50% of parents said their children’s behaviour changed after extended time on devices. They became grumpy , moody, narky and gave back chat. Of those 50%, 75% were boys.
Although all parents questioned had verified the games for suitability, only one had actually played the game with the child, and several parents confessed they didn’t always have time to check out what their child was playing. Parents I spoke to also said they had played electronic games in the past with their children, games such as Candy crush Saga, 4 pics one word and word shaker, but their children now professed those games to be passé. As they did with the games classified in the Apple App store as being suitable for kids 9-11. Only one of the games featured under the educational section of the App store had been played by any of the children interviewed face to face. That was Campus life, which the one child had outgrown (in her own words). One 9 year old girl played games from the section classified as family.
I did try a couple of the games, and am sorry to say I found them fairly mindless. I probably didn’t persevere for long enough to get into them.
One interesting thing I noted was that the average amount of time spent gaming was 3 hours longer among the online respondents than the people I interviewed face to face. Were they being more honest, or was that just coincidence?
And regarding the children’s behaviours, again, in the group I monitored, the parents were aware of their child’s reactions to extended screen time, so computer games were mostly considered the necessary ‘fat ‘ content of a well-balanced diet. As long as the children had outside play time, playing on their devices was OK.

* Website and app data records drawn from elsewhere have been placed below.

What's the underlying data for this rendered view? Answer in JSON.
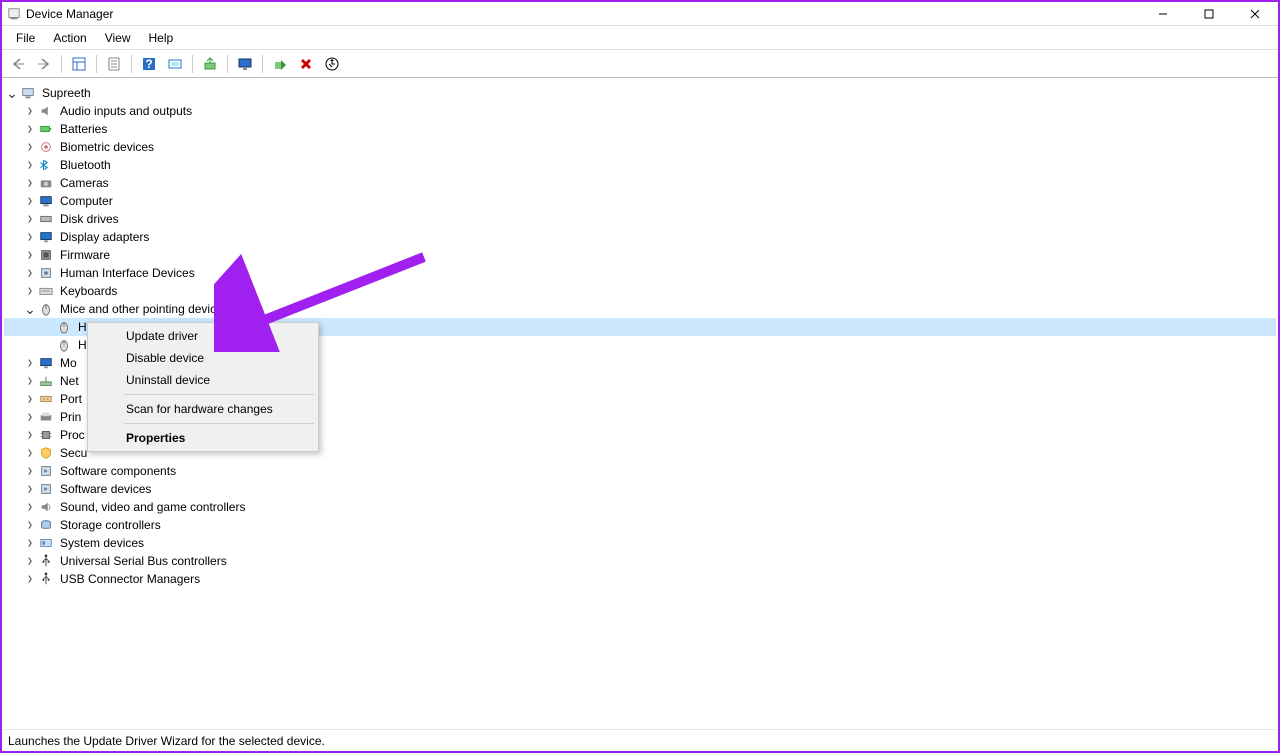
{
  "title": "Device Manager",
  "menus": [
    "File",
    "Action",
    "View",
    "Help"
  ],
  "tree": {
    "root": "Supreeth",
    "categories": [
      {
        "label": "Audio inputs and outputs",
        "icon": "speaker"
      },
      {
        "label": "Batteries",
        "icon": "battery"
      },
      {
        "label": "Biometric devices",
        "icon": "biometric"
      },
      {
        "label": "Bluetooth",
        "icon": "bluetooth"
      },
      {
        "label": "Cameras",
        "icon": "camera"
      },
      {
        "label": "Computer",
        "icon": "computer"
      },
      {
        "label": "Disk drives",
        "icon": "disk"
      },
      {
        "label": "Display adapters",
        "icon": "display"
      },
      {
        "label": "Firmware",
        "icon": "firmware"
      },
      {
        "label": "Human Interface Devices",
        "icon": "hid"
      },
      {
        "label": "Keyboards",
        "icon": "keyboard"
      },
      {
        "label": "Mice and other pointing devices",
        "icon": "mouse",
        "expanded": true,
        "children": [
          {
            "label": "HID-compliant mouse",
            "icon": "mouse",
            "selected": true
          },
          {
            "label": "HID-compliant mouse",
            "icon": "mouse"
          }
        ]
      },
      {
        "label": "Mo",
        "icon": "monitor",
        "truncated": true
      },
      {
        "label": "Net",
        "icon": "network",
        "truncated": true
      },
      {
        "label": "Port",
        "icon": "port",
        "truncated": true
      },
      {
        "label": "Prin",
        "icon": "printer",
        "truncated": true
      },
      {
        "label": "Proc",
        "icon": "processor",
        "truncated": true
      },
      {
        "label": "Secu",
        "icon": "security",
        "truncated": true
      },
      {
        "label": "Software components",
        "icon": "software"
      },
      {
        "label": "Software devices",
        "icon": "software"
      },
      {
        "label": "Sound, video and game controllers",
        "icon": "sound"
      },
      {
        "label": "Storage controllers",
        "icon": "storage"
      },
      {
        "label": "System devices",
        "icon": "system"
      },
      {
        "label": "Universal Serial Bus controllers",
        "icon": "usb"
      },
      {
        "label": "USB Connector Managers",
        "icon": "usb"
      }
    ]
  },
  "context_menu": {
    "items": [
      {
        "label": "Update driver"
      },
      {
        "label": "Disable device"
      },
      {
        "label": "Uninstall device"
      },
      {
        "sep": true
      },
      {
        "label": "Scan for hardware changes"
      },
      {
        "sep": true
      },
      {
        "label": "Properties",
        "bold": true
      }
    ]
  },
  "statusbar": "Launches the Update Driver Wizard for the selected device."
}
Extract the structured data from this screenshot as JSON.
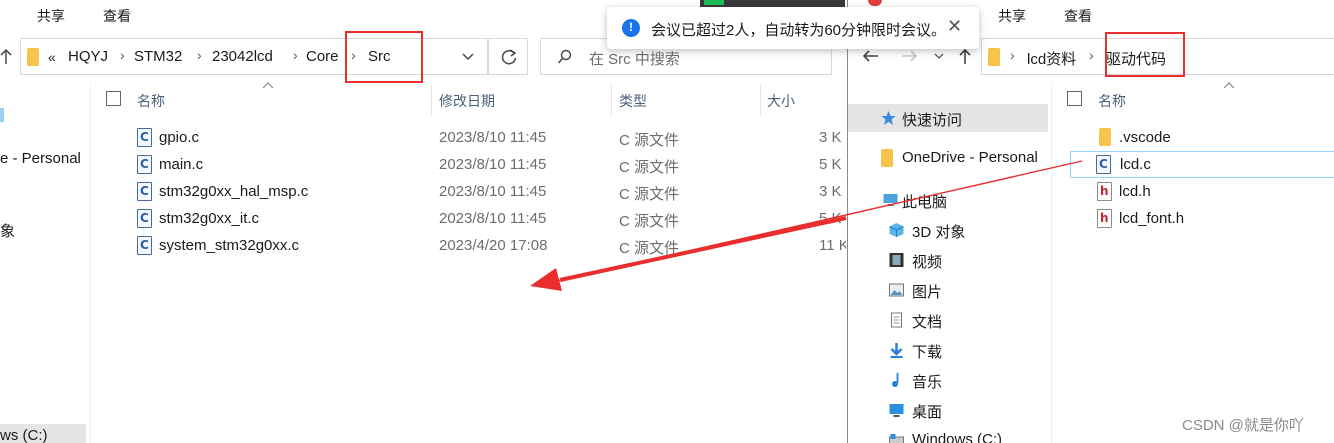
{
  "left_window": {
    "ribbon_tabs": [
      "共享",
      "查看"
    ],
    "breadcrumb": {
      "overflow": "«",
      "items": [
        "HQYJ",
        "STM32",
        "23042lcd",
        "Core",
        "Src"
      ]
    },
    "search_placeholder": "在 Src 中搜索",
    "nav_partial": {
      "item_1": "e - Personal",
      "item_2": "象",
      "item_3": "ws (C:)"
    },
    "columns": {
      "name": "名称",
      "date": "修改日期",
      "type": "类型",
      "size": "大小"
    },
    "files": [
      {
        "name": "gpio.c",
        "date": "2023/8/10 11:45",
        "type": "C 源文件",
        "size": "3 K"
      },
      {
        "name": "main.c",
        "date": "2023/8/10 11:45",
        "type": "C 源文件",
        "size": "5 K"
      },
      {
        "name": "stm32g0xx_hal_msp.c",
        "date": "2023/8/10 11:45",
        "type": "C 源文件",
        "size": "3 K"
      },
      {
        "name": "stm32g0xx_it.c",
        "date": "2023/8/10 11:45",
        "type": "C 源文件",
        "size": "5 K"
      },
      {
        "name": "system_stm32g0xx.c",
        "date": "2023/4/20 17:08",
        "type": "C 源文件",
        "size": "11 K"
      }
    ]
  },
  "right_window": {
    "ribbon_tabs": [
      "共享",
      "查看"
    ],
    "breadcrumb": {
      "items": [
        "lcd资料",
        "驱动代码"
      ]
    },
    "columns": {
      "name": "名称"
    },
    "nav": [
      {
        "label": "快速访问",
        "icon": "star-icon"
      },
      {
        "label": "OneDrive - Personal",
        "icon": "folder-icon"
      },
      {
        "label": "此电脑",
        "icon": "computer-icon"
      },
      {
        "label": "3D 对象",
        "icon": "cube-icon"
      },
      {
        "label": "视频",
        "icon": "video-icon"
      },
      {
        "label": "图片",
        "icon": "picture-icon"
      },
      {
        "label": "文档",
        "icon": "document-icon"
      },
      {
        "label": "下载",
        "icon": "download-icon"
      },
      {
        "label": "音乐",
        "icon": "music-icon"
      },
      {
        "label": "桌面",
        "icon": "desktop-icon"
      },
      {
        "label": "Windows (C:)",
        "icon": "drive-icon"
      }
    ],
    "files": [
      {
        "name": ".vscode",
        "icon": "folder-icon"
      },
      {
        "name": "lcd.c",
        "icon": "c-file-icon"
      },
      {
        "name": "lcd.h",
        "icon": "h-file-icon"
      },
      {
        "name": "lcd_font.h",
        "icon": "h-file-icon"
      }
    ]
  },
  "notification": {
    "message": "会议已超过2人，自动转为60分钟限时会议。",
    "info_glyph": "!",
    "close_glyph": "✕"
  },
  "watermark": "CSDN @就是你吖",
  "colors": {
    "highlight_red": "#ea2d2d",
    "selection_bg": "#e5e5e5",
    "folder_yellow": "#f6c34b",
    "info_blue": "#1a73e8"
  }
}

As a parent and previous teacher, I am excited about the potential that lies at the fingertips of creative games designers. Through the power of digital games, there lies the power to create a generation of caring, moral, humane and culturally aware individuals who have overcome temptation and greed, observed the consequences of dishonesty and cruelty and have thought their way through virtual challenges, and all while having fun.
But for me, as an older person, I do not envy parents the responsibility of monitoring not only the time their children spend on their devices but also the content of the games they are playing.
I would welcome your comments.